> EXTRACTED MATERIAL
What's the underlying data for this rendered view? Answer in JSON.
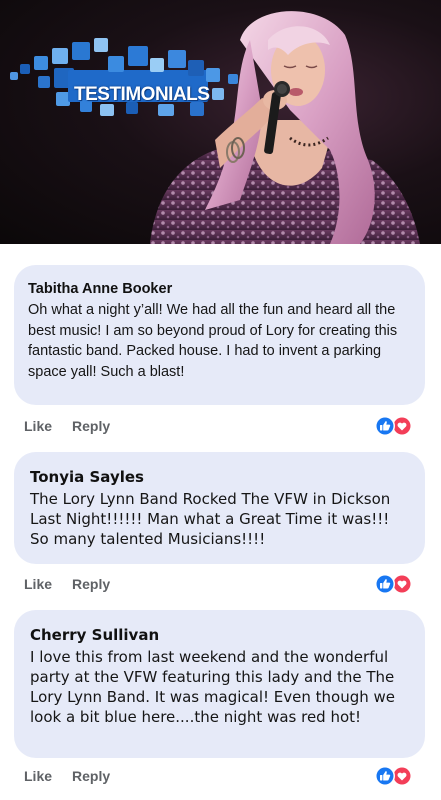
{
  "hero": {
    "logo_text": "TESTIMONIALS"
  },
  "comments": [
    {
      "author": "Tabitha Anne Booker",
      "text": "Oh what a night y’all! We had all the fun and heard all the best music! I am so beyond proud of Lory for creating this fantastic band. Packed house. I had to invent a parking space yall!  Such a blast!",
      "like_label": "Like",
      "reply_label": "Reply",
      "reactions": [
        "like-icon",
        "love-icon"
      ]
    },
    {
      "author": "Tonyia Sayles",
      "text": "The Lory Lynn Band Rocked The VFW in Dickson Last Night!!!!!! Man what a Great Time it was!!! So many talented Musicians!!!!",
      "like_label": "Like",
      "reply_label": "Reply",
      "reactions": [
        "like-icon",
        "love-icon"
      ]
    },
    {
      "author": "Cherry Sullivan",
      "text": "I love this from last weekend and the wonderful party at the VFW featuring this lady and the The Lory Lynn Band.  It was magical!  Even though we look a bit blue here....the night was red hot!",
      "like_label": "Like",
      "reply_label": "Reply",
      "reactions": [
        "like-icon",
        "love-icon"
      ]
    }
  ],
  "colors": {
    "comment_bubble": "#e6eaf8",
    "action_text": "#5f6266",
    "like_blue": "#1877f2",
    "love_red": "#f33e58",
    "logo_blue": "#2f7fd6"
  }
}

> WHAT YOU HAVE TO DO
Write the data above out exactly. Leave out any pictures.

> THE COMPLETED TASK
What's the underlying data for this rendered view? Answer in JSON.
{
  "hero": {
    "logo_text": "TESTIMONIALS"
  },
  "comments": [
    {
      "author": "Tabitha Anne Booker",
      "text": "Oh what a night y’all! We had all the fun and heard all the best music! I am so beyond proud of Lory for creating this fantastic band. Packed house. I had to invent a parking space yall!  Such a blast!",
      "like_label": "Like",
      "reply_label": "Reply",
      "reactions": [
        "like-icon",
        "love-icon"
      ]
    },
    {
      "author": "Tonyia Sayles",
      "text": "The Lory Lynn Band Rocked The VFW in Dickson Last Night!!!!!! Man what a Great Time it was!!! So many talented Musicians!!!!",
      "like_label": "Like",
      "reply_label": "Reply",
      "reactions": [
        "like-icon",
        "love-icon"
      ]
    },
    {
      "author": "Cherry Sullivan",
      "text": "I love this from last weekend and the wonderful party at the VFW featuring this lady and the The Lory Lynn Band.  It was magical!  Even though we look a bit blue here....the night was red hot!",
      "like_label": "Like",
      "reply_label": "Reply",
      "reactions": [
        "like-icon",
        "love-icon"
      ]
    }
  ],
  "colors": {
    "comment_bubble": "#e6eaf8",
    "action_text": "#5f6266",
    "like_blue": "#1877f2",
    "love_red": "#f33e58",
    "logo_blue": "#2f7fd6"
  }
}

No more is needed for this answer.